• Your goal
Tally the lines of the data that include the word "Dashboard" and state the total, nothing else.

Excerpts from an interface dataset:
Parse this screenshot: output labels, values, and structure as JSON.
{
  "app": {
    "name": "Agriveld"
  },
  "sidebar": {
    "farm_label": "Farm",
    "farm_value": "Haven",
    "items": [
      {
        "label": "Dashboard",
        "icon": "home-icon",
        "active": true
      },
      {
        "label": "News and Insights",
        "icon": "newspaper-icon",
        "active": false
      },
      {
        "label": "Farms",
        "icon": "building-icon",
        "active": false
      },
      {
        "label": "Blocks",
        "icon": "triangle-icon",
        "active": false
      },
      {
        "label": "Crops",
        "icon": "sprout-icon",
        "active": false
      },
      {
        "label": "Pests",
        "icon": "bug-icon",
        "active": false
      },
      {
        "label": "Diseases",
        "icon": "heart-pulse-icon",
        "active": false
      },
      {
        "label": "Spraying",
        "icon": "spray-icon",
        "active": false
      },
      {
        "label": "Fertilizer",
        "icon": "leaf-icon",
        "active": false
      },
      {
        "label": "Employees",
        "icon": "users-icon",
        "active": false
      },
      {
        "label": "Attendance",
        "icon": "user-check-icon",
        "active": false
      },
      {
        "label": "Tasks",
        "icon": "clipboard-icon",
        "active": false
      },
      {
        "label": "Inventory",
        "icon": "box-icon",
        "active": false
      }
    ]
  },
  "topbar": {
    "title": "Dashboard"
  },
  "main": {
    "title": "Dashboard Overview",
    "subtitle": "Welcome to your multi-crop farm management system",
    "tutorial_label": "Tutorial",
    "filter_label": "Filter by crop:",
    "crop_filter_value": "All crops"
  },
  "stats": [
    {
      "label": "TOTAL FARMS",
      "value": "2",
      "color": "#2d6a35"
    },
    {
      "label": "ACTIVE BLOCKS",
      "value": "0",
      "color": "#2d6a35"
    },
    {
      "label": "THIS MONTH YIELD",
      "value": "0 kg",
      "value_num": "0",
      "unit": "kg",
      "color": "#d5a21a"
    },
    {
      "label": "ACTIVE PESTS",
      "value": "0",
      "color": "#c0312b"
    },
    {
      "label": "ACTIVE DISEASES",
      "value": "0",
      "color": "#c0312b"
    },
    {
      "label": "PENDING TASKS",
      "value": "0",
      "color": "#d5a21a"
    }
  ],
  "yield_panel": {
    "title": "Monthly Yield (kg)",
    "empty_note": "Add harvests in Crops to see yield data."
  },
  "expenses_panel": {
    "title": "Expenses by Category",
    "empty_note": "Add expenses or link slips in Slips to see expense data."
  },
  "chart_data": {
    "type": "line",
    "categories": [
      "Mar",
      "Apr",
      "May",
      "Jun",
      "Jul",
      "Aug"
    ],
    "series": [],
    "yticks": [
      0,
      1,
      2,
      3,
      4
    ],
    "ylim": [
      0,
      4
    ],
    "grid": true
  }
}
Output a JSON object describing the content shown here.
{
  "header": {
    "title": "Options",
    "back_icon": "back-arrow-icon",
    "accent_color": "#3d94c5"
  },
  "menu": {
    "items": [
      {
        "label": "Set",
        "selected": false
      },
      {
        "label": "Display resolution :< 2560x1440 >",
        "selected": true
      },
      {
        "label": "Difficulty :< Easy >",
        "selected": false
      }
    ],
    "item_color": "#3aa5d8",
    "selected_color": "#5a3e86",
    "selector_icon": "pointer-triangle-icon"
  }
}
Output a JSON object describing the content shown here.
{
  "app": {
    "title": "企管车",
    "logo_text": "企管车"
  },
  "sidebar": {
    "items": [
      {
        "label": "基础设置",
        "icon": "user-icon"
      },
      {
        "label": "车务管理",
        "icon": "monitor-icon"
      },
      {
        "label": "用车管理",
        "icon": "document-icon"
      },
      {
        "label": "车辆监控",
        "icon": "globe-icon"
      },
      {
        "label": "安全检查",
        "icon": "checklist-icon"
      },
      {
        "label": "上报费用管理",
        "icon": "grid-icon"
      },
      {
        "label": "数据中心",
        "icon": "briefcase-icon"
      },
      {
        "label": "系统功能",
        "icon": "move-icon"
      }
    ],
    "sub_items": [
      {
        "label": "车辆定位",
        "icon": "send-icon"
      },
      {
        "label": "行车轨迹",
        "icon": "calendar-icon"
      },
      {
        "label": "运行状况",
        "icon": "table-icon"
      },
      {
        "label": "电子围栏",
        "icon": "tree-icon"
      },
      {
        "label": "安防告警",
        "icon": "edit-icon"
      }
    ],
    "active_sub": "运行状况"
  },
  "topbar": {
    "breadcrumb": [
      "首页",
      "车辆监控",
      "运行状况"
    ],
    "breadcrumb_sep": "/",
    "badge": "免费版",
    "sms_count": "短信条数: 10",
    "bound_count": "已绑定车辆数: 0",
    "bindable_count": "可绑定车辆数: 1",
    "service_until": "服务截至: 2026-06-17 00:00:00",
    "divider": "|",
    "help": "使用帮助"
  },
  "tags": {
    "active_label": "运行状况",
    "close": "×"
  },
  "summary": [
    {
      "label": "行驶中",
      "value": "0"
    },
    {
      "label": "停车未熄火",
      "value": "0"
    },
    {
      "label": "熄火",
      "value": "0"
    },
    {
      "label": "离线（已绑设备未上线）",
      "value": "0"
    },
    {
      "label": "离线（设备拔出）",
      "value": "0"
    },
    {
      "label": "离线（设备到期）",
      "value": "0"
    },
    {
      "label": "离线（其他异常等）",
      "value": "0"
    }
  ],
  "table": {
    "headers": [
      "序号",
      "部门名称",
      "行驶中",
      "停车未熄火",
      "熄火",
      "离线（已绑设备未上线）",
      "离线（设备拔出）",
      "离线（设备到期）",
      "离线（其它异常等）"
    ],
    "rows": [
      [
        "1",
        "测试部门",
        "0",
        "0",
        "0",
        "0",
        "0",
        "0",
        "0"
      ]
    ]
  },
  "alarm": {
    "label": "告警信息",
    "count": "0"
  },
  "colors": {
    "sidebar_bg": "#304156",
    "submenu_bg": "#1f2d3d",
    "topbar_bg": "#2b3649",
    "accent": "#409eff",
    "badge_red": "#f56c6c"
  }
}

• Written response
3